Philippines: Covid-19, ASF constrain livestock feed demand

The Philippine government forecasts calendar year 2021 corn production will reach 8.85 mmt, which assumes maximum yield potential and minimal damage from climate events. Photo: Rudy and Peter Skitterians
The Philippine government forecasts calendar year 2021 corn production will reach 8.85 mmt, which assumes maximum yield potential and minimal damage from climate events. Photo: Rudy and Peter Skitterians

There has been a strong production of corn in the Philippines, which is set for a record high output. Meanwhile, however, Covid-19 and African Swine Fever continue to constrain livestock feed demand.

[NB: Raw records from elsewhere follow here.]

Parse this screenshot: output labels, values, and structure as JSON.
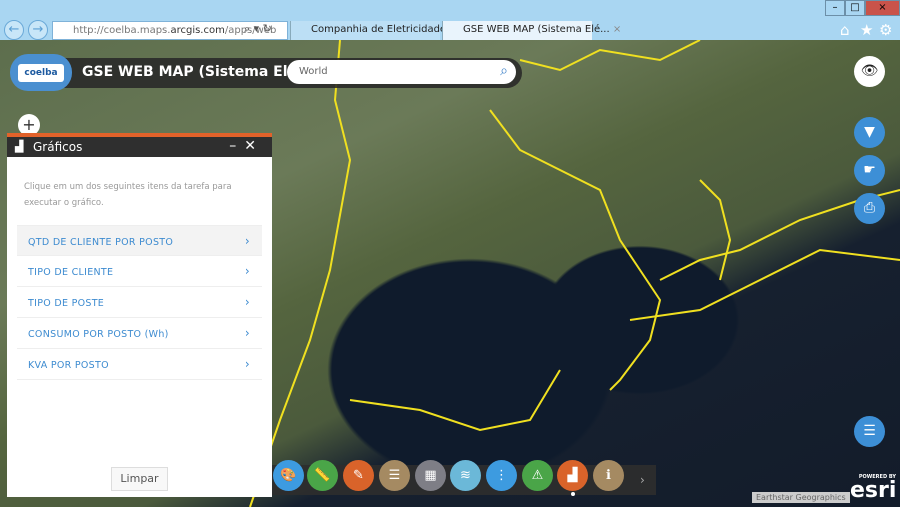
{
  "browser": {
    "url_prefix": "http://coelba.maps.",
    "url_domain": "arcgis.com",
    "url_suffix": "/apps/web",
    "tabs": [
      {
        "title": "Companhia de Eletricidade do..."
      },
      {
        "title": "GSE WEB MAP (Sistema Elé..."
      }
    ]
  },
  "app": {
    "logo_text": "coelba",
    "title": "GSE WEB MAP (Sistema Elétrico)",
    "search_placeholder": "World"
  },
  "panel": {
    "title": "Gráficos",
    "intro": "Clique em um dos seguintes itens da tarefa para executar o gráfico.",
    "items": [
      {
        "label": "QTD DE CLIENTE POR POSTO"
      },
      {
        "label": "TIPO DE CLIENTE"
      },
      {
        "label": "TIPO DE POSTE"
      },
      {
        "label": "CONSUMO POR POSTO (Wh)"
      },
      {
        "label": "KVA POR POSTO"
      }
    ],
    "clear_label": "Limpar"
  },
  "footer": {
    "attribution": "Earthstar Geographics",
    "powered_by": "POWERED BY",
    "esri": "esri"
  },
  "colors": {
    "accent": "#e2622a",
    "button_blue": "#3d8fd6",
    "lines": "#f0e020"
  }
}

Maximum yield potential of corn

According to the latest Philippines Statistics Authority (PSA) report, corn production increased 6.5% during the third quarter of MY2020/2021 compared to the prior year’s level. The Philippine government forecasts calendar year 2021 corn production will reach 8.85 mmt, which assumes maximum yield potential and minimal damage from climate events. The forecast is composed of 6.37 mmt (72%) of yellow corn (primarily for feed) and 2.47 mmt (28%) of white corn (primarily for food).

The pace of corn and wheat trade has slowed in the second half of MY 2020/2021, the main factor being reduced feed consumption. Logistical costs are also increasing. It is expected that the MY2021/2022 import forecast of corn will be 500,000 mt, based on updated trade during the latter half of MY2020/2021.

Feed demand under pressure

Corn feed demand will remain under pressure due to lower poultry production, in particular, as well as decreased hog production, notes a USDA GAINS report. Hog feed demand is expected to remain dampened through 2022 due to the damaging effects of African Swine Fever on the local hog herd. Meanwhile, broiler production dropped 10% in 2020 due to the extended quarantines to contain the spread of Covid-19.

Poultry meat and egg production

Total chicken production from January to March 2021 was 402,770 mt live weight, 11.2% lower than the previous year’s quarterly output of 453,720 mt live weight, according to the PSA. Total chicken egg production from January to March was 152,550 mt, 3% higher than the 148,000 mt from the same quarter of 2020. As of 1 April 2021, the total chicken inventory in the country was estimated at 179 million birds, which is 0.6% higher than the previous year’s same period count of 178 million birds. Broiler and layer inventory increased by 1.1% and 5.6%, respectively. It is expected that broiler production will grow 2% in 2021 and to accelerate further in 2022 as economic restrictions are loosened.

Feed wheat affected by ASF

MY2021/2022 wheat imports are expected to be 6.4 mmt, partially based on weaker demand for feed wheat. Wheat imports for MY2020/2021 through April 2021 reached 5 mmt, down 16% compared to the 5.9 mmt from the previous year. MY2020/2021 imports are forecast at 6.2 mmt.

Feed wheat demand in MY2021/2022 and 2020/2021 has been adjust down by 50,000 mt and 200,000 mt, respectively. African Swine Fever, which continues to be a major challenge for the Philippine hog sector, has spread to locations previously free of the disease. PSA reports that total pork production was down 25.8% from January to March 2021 compared to the same period in 2020. The hog sector’s decline, as a major consumer of feed wheat, has dampened feed wheat demand through MY2021/2022. With the country’s herd repopulation and biosecurity programmes underway, it is anticipated that pork production will grow 1-2% in MY 2021/2022.

Berkhout
Natalie Berkhout Freelance journalist